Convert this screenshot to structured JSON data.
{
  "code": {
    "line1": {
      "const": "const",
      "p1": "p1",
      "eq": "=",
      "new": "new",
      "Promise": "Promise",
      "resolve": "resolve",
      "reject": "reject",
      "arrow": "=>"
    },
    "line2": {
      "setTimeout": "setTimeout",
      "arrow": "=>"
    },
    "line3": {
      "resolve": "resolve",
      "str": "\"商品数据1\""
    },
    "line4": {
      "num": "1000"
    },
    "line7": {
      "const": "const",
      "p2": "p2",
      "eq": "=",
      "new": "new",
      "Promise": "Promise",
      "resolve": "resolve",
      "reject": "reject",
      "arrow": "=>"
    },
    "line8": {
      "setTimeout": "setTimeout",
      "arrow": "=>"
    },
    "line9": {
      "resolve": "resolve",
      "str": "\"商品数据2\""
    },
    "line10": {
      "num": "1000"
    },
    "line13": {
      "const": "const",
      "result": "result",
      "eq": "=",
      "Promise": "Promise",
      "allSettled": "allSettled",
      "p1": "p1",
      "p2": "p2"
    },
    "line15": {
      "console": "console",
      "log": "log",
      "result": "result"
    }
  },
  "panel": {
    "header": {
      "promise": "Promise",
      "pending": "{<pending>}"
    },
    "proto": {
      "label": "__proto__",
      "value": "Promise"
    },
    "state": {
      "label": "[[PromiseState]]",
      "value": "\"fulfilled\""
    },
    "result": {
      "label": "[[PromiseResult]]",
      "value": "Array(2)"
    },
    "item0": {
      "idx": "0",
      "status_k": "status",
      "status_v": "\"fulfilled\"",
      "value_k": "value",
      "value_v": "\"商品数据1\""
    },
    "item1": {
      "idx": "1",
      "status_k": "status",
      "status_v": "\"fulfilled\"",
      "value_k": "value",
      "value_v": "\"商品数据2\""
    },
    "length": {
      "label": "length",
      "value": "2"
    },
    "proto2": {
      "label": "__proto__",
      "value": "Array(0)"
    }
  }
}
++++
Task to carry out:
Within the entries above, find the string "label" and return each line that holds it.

Answer to this problem:
      "label": "__proto__",
      "label": "[[PromiseState]]",
      "label": "[[PromiseResult]]",
      "label": "length",
      "label": "__proto__",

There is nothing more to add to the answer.